You may never meet your favourite artists, and they may never know you. Then again, these days it’s perfectly possible that your paths may cross, whether it be on social media or in person at one of their shows. Either way, they can be a love of your life, a friend, an inspiration, communicating to you through their words, music and videos. Even if they’re not in direct contact with you, it can feel as though they are. And for many people, music can be a genuine lifeline. It can be a vital escape from stress and darkness, or an essential avenue through which to express and develop yourself. There charities like Nordoff-Robbins, for example, whose work with music makes a massive difference to many people.
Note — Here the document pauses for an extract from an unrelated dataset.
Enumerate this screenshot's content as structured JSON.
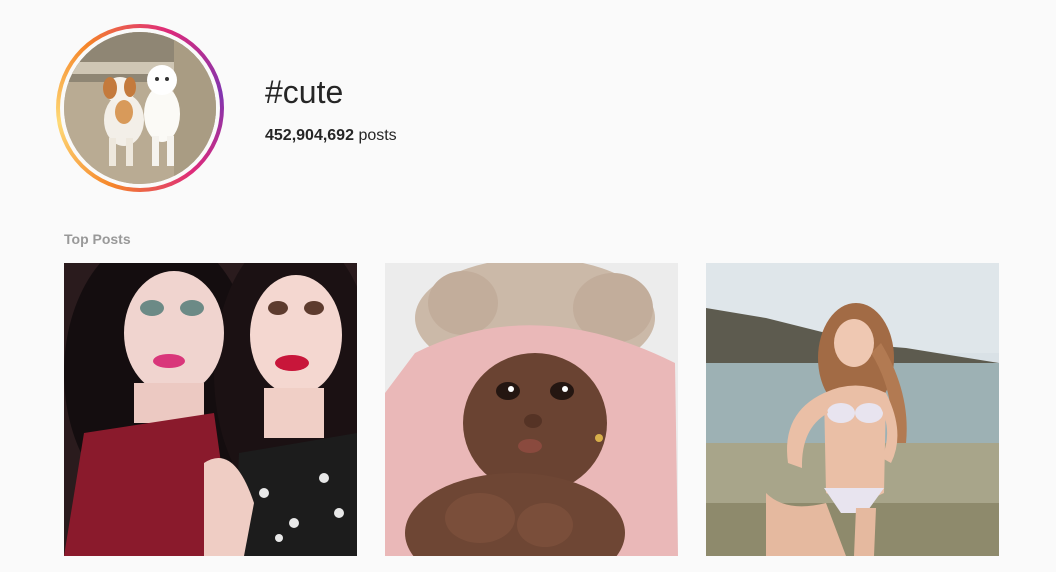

The power of music really cannot be underestimated. It can impact every single person in every conceivable way. Whether it be a very basic piece with minimal lyrics or melody, or a highly complex and constructed piece of epic wonder, it can have a major impact. Even if you can’t feel anything from a particular song, that doesn’t mean others can’t. The same goes for TV stars, film actors, comedians, footballers, athletes, painters, sculptors, scientists, authors and so on. Famous people of all types and from all walks of life can have a lasting impact and can endear themselves to the hearts of millions through the work they do.
And you don’t even have to be super-famous to achieve the respect of a large number of strangers. Places like Youtube give places for all sorts of people to share their lives and entertain a worldwide audience, such as the beautiful and brave Charlotte Eades, who garnered a huge following and inspired many people, just by spreading awareness of cancer. Her passing was just as keenly felt by many people who had never met her, and also made the news.
So if the news and social media makes a big deal out of a celebrity passing away who you’ve never heard of or liked, yet loads of other people seem to be a fan of them, then let them have their moment. It will be important to others even if it isn’t to you. People need to get over the shock, they need to grieve, and it’s only right to celebrate that person’s life if they’re widely respected, having inspired and entertained millions of fans. There’s nothing wrong with that. The news will return to normal, the world isn’t going to stop turning just because of it. People aren’t going to forget about everything else that’s happening, and you’ll still find other stories you’re more interested in under the main headline.
All forms of entertainment and culture, be it music, TV, films, books, sports, arts or whatever, are all very important in the world. They unite and inspire, entertain and inform, and give pleasure and joy to millions every day. So for all the celebrities we’ve lost this year, we should be grateful for the memories and inspiration they’ve left us with, which we can continue to enjoy and take comfort from in their absence for many yeras to come. But let’s hope we don’t lose too many more this year either, or the obituaries round-ups at the end of the year are going to go on forever! If there is a God somewhere and he’s putting together some kind of big festival or variety show, he’s surely got enough performers for it now!